The air was frosty, which was appropriate given the event that was about to take place. Big platforms were set up all around one side of the square but remained empty. People were starting to gather near a small stage set up near the clock tower, so we followed. We assumed this was where the day’s ice sculpture competition would take place. Sure enough, a few minutes later a group of men, and one woman, dressed in black and orange coveralls, each with a different country across the back in bold black letters, came to the front of the crowd and posed in front of the stage for photos.
Day 1: quick and dirty
Soon after, the speed competition started. In rounds of three, the ice sculptors took to big blocks of ice with chainsaws and attempted to replicate the picture given to them. They had just 20 minutes. The first round was a kid in a winter hat and scarf propping up a sled. The second was a reindeer. It was amazing to see what they were able to do in such a short amount of time.
By this point, Andy and I were getting hungry and went in search of lunch while the next groups competed. Afterwards as we walked back to see how things had progressed, I saw one of the guys with USA on his jacket a few steps ahead of me. I quickened my pace to catch up with him. I introduced myself and found out his name was Joel. Turns out he’s originally from Atlanta but now lives in Colorado, where he works at a restaurant and does ice sculpting with his friend Jess, who came over moments later and joined our conversation. Then I asked him how people get into ice sculpting.

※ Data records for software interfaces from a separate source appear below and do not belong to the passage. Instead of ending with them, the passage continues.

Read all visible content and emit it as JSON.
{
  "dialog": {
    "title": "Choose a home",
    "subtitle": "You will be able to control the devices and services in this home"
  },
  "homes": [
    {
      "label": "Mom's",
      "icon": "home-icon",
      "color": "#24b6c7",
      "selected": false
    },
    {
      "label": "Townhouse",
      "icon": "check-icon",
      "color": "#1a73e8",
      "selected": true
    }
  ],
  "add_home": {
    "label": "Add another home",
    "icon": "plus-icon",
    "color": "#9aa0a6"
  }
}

“Most of us are chefs. Banquets, weddings, events like that, they often want ice sculptures, so it makes sense for chefs to learn how to do it.” (I’m paraphrasing, but you get the idea.)
Chefs. It makes sense, but I never would’ve guessed it.
Check out their site Cool Hand Ice.
Day 2: slow and steady
The next day was an all day long competition. The sculptors were in pairs and they had about eight hours to sculpt a design of their choice. This time, instead of just chainsaws and a few other small tools, they had entire suitcases of tools for shaping the ice. We even saw dry ice and small blow torches being used for various effects.
All day long spectators came and went. The crowd was never really thin no matter how much time was still left on the clock. People were intrigued by the process, not just the final result.
I’m not a fan of cold weather, so I didn’t want to stand there all day long, but we made a point to walk through the square a few times throughout the day to see how all the different sculptures were coming along. Bricks of ice slowly turned into an airplane, or a seahorse, or a bust of someone I assume was a well known Polish man. I was impressed by what they did the day before in 20 minutes, so the results of eight hours of labor was astounding. Here’s what Joel and Jess came up with:
And a few more of my favorites:
Joel and Jess didn’t win, but their friends Victor and Angelito (USA and Philippines) came in first place with this gorgeous sculpture:
The dates of our weekend in Poznan, Poland were randomly chosen, and we had planned on going to Dresden until about two hours before we booked the train tickets. We had no idea the ice sculpture was going on until after we were committed to coming, so it was a wonderful surprise to learn we had picked such a great weekend. I knew nothing about ice sculpture before, and I certainly didn’t realize there were competitions. Despite the frigid temperatures during our stay, I was happy to be there and excited to watch those blocks of ice take form.